[Items from an interface collection]
----

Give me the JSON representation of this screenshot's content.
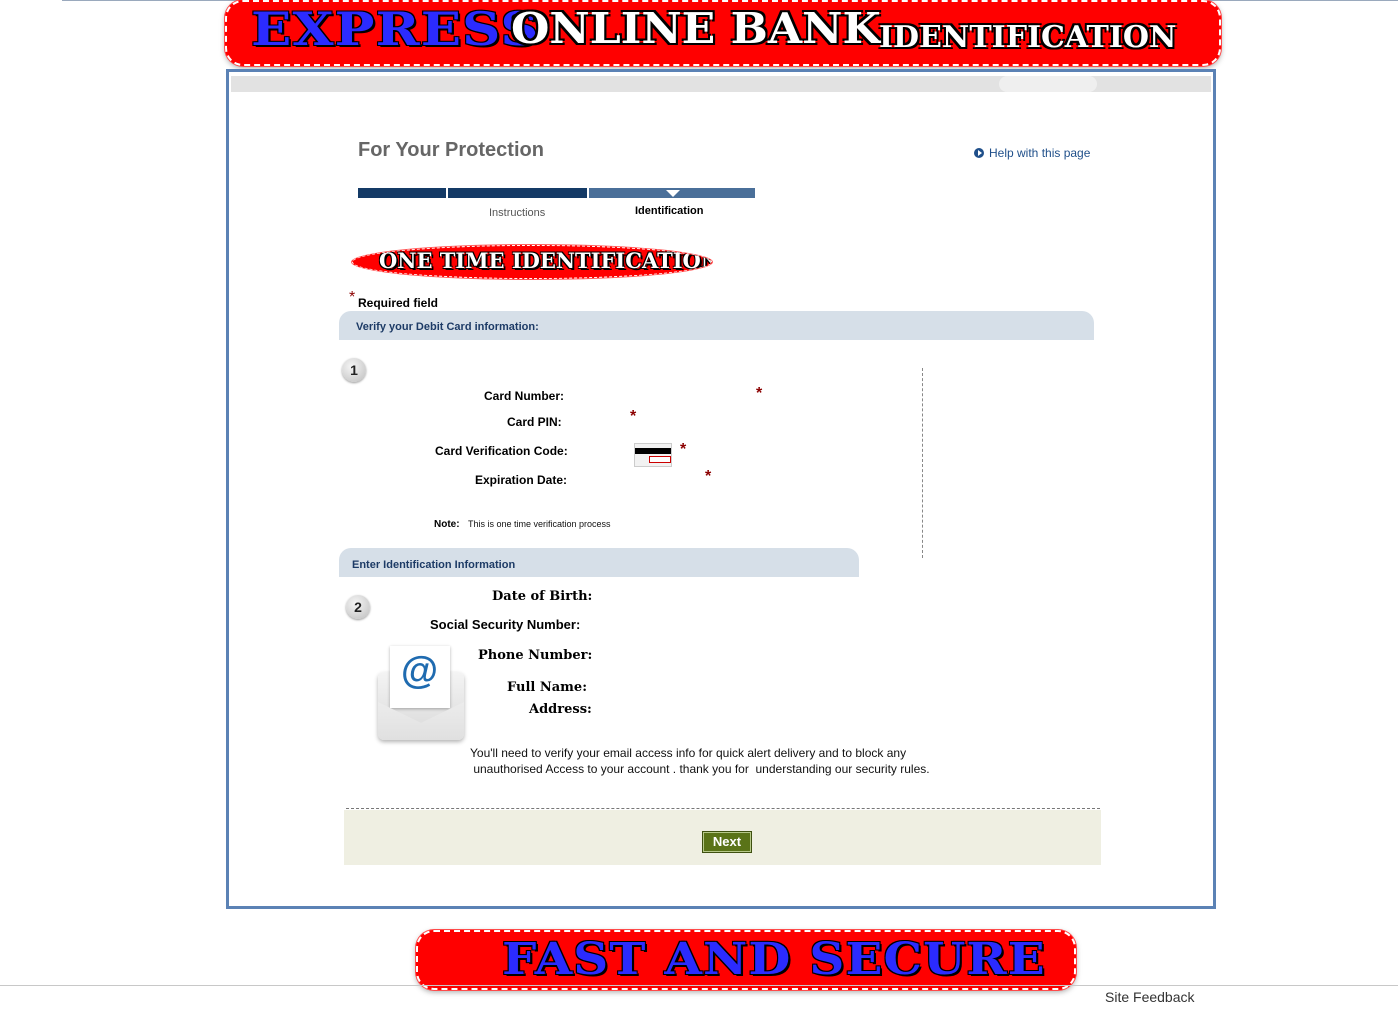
{
  "header_banner": {
    "word1": "EXPRESS",
    "word2": "ONLINE BANK",
    "word3": "IDENTIFICATION"
  },
  "page": {
    "title": "For Your Protection",
    "help_link": "Help with this page"
  },
  "progress": {
    "steps": [
      "",
      "Instructions",
      "Identification"
    ]
  },
  "one_time_banner": "ONE TIME IDENTIFICATION",
  "required": {
    "star": "*",
    "label": "Required field"
  },
  "section1": {
    "number": "1",
    "header": "Verify your Debit Card information:",
    "fields": {
      "card_number": "Card Number:",
      "card_pin": "Card PIN:",
      "cvv": "Card Verification Code:",
      "expiration": "Expiration Date:"
    },
    "note_label": "Note:",
    "note_text": "This is one time verification process"
  },
  "section2": {
    "number": "2",
    "header": "Enter Identification Information",
    "fields": {
      "dob": "Date of Birth:",
      "ssn": "Social  Security Number:",
      "phone": "Phone Number:",
      "full_name": "Full Name:",
      "address": "Address:"
    },
    "message_line1": "You'll need to verify your email access info for quick alert delivery and to block any",
    "message_line2": " unauthorised Access to your account . thank you for  understanding our security rules."
  },
  "actions": {
    "next": "Next"
  },
  "footer_banner": "FAST AND SECURE",
  "site_feedback": "Site Feedback",
  "colors": {
    "banner_red": "#ff0000",
    "frame_blue": "#5b82b5",
    "step_dark": "#143a66",
    "section_bg": "#d6dfe8",
    "button_green": "#5a7318"
  }
}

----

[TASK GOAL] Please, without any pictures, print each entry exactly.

[ANSWER SECTION]
Give me the JSON representation of this screenshot's content.
{
  "header_banner": {
    "word1": "EXPRESS",
    "word2": "ONLINE BANK",
    "word3": "IDENTIFICATION"
  },
  "page": {
    "title": "For Your Protection",
    "help_link": "Help with this page"
  },
  "progress": {
    "steps": [
      "",
      "Instructions",
      "Identification"
    ]
  },
  "one_time_banner": "ONE TIME IDENTIFICATION",
  "required": {
    "star": "*",
    "label": "Required field"
  },
  "section1": {
    "number": "1",
    "header": "Verify your Debit Card information:",
    "fields": {
      "card_number": "Card Number:",
      "card_pin": "Card PIN:",
      "cvv": "Card Verification Code:",
      "expiration": "Expiration Date:"
    },
    "note_label": "Note:",
    "note_text": "This is one time verification process"
  },
  "section2": {
    "number": "2",
    "header": "Enter Identification Information",
    "fields": {
      "dob": "Date of Birth:",
      "ssn": "Social  Security Number:",
      "phone": "Phone Number:",
      "full_name": "Full Name:",
      "address": "Address:"
    },
    "message_line1": "You'll need to verify your email access info for quick alert delivery and to block any",
    "message_line2": " unauthorised Access to your account . thank you for  understanding our security rules."
  },
  "actions": {
    "next": "Next"
  },
  "footer_banner": "FAST AND SECURE",
  "site_feedback": "Site Feedback",
  "colors": {
    "banner_red": "#ff0000",
    "frame_blue": "#5b82b5",
    "step_dark": "#143a66",
    "section_bg": "#d6dfe8",
    "button_green": "#5a7318"
  }
}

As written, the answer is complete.